This activity is connected to the Electricity and Magnetism unit.  Part 1 is investigating magnetic fields.  Part 2 is testing what materials are attracted to magnets.  Part three explores electromagnetism and electric - magnetic field interactions.

Link to activity (pdf): Magnetism Activity

Hands on Science Sexto: Activity 17 - Electricity Circus

I have written this activity in three parts, mainly to reduce the amount of equipment required and also to give the students the opportunity to try out several different aspects of electricity.  You can either have 2 tables for each part or run the activity at the same time as the magnetism activity so you only need one of each experiment (this is what I've done in the past).


This activity is connected to the Electricity and Magnetism unit.  Part 1 is measuring the electrical conductivity of different materials.  Part 2 is testing the conductivity of some different solutions.  Part three explores static electricity (electricity that is trapped on an insulating surface - a balloon).

Link to activity (pdf):  Electricity Circus

Hands on Science Sexto: Activity 16 - Oxygen and Combustion

I saw this simple demonstration in an infantil class and thought that there had to be a way of using this effect (once the oxygen is used up, water rises up to occupy the reduced volume) to measure the amount of oxygen in the air.  After a quick scribble of the chemical equation on paper, the approximate volume change should be about 1/2 the amount of oxygen in the air.  When I did this experiment myself, I was getting about 28% oxygen in the atmosphere;  it is actually about 21% which is not bad considering how basic the experiment is.


This activity is connected to the Matter unit.  I have written the activity with the students repeating the experiment 3 times and using average values to improve their data.  They also need to use their volume changes to calculate a percentage and they may need calculators to do this.  I have broken the calculation down into smaller steps, if the students are capable, let them do it without the extra help.  There a loads of errors to look out for in this experiment so lots of critical thinking opportunities!
  
Link to activity (pdf):  Oxygen and Combustion Activity

Hands on Science Sexto: Activity 15 - Exothermic and Endothermic Processes

I suspect that any primary science teacher must dread having to talk about exothermic and endothermic processes.  These are secondary school concepts and not really very useful everyday vocabulary so here is what I've put together for teaching it in a more interesting way.  The activity has a list of different mixtures of household chemicals that the students can mix and should give a temperature change. 
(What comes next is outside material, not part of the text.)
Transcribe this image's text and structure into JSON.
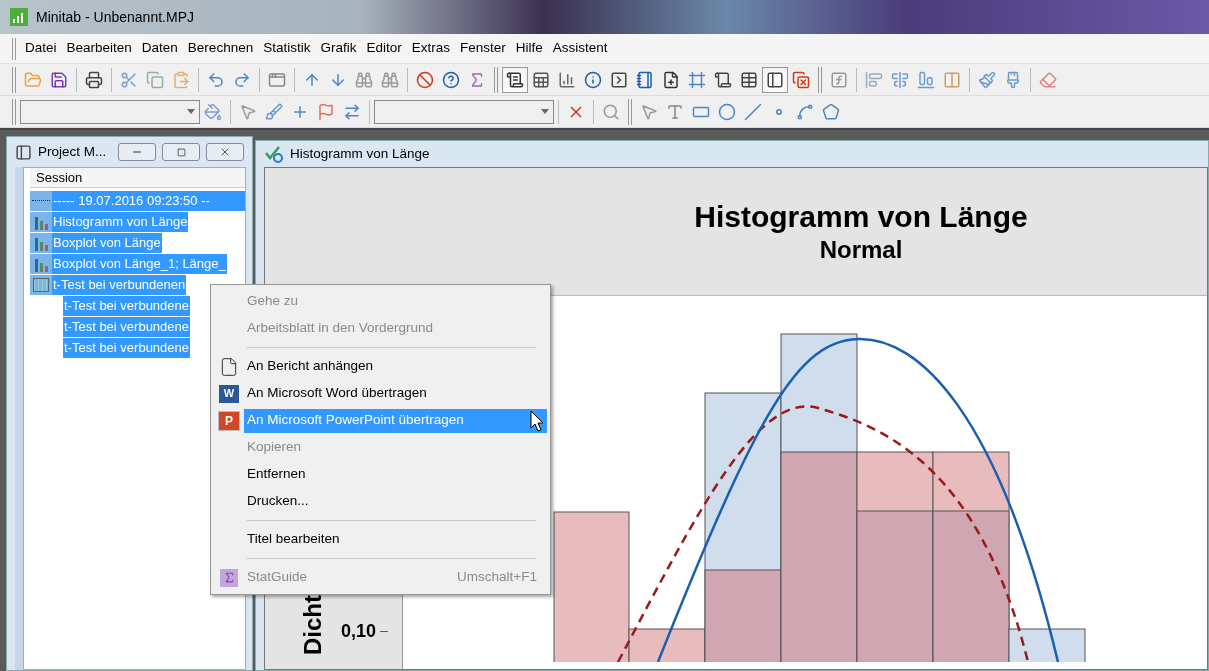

This activity is connected to the Matter unit.  They measure the temperature before mixing and after mixing and if the temperature goes UP - Exothermic, DOWN - Endothermic.  None of the changes are very big, 5 - 10 oC because we want to work safely but they should be enough for the students to categorise the different mixtures into endothermic or exothermic processes.
  
Link to activity (pdf):  Exothermic and Endothermic Processes

Hands on Science Sexto: Activity 14 - Moonlight and Reflection of Light

I have already written a more technical optics experiment for the quinto book so here I've chosen an activity that is a bit space orientated.  The students are going to make a space box to model how sunlight is reflected off the moon to show why we see the different phases of the moon.  The construction is really easy and the viewing of the moon from different angles is very interesting.  The difficult part will be getting the students to draw diagrams of what they have seen.  In secondary, optics is principally about drawing diagrams of light being reflected - they don't have to get the diagrams perfectly at this stage, but try to get them thinking about where the light is coming from.


This activity is connected to the Matter unit.  The matter unit touches on light and reflection by different surfaces.  There is a lot of potential for talking about space and planets and there are loads of fantastic videos that could accompany this activity (see NASA or ESA websites).
  
Link to activity (pdf):  Moonlight Activity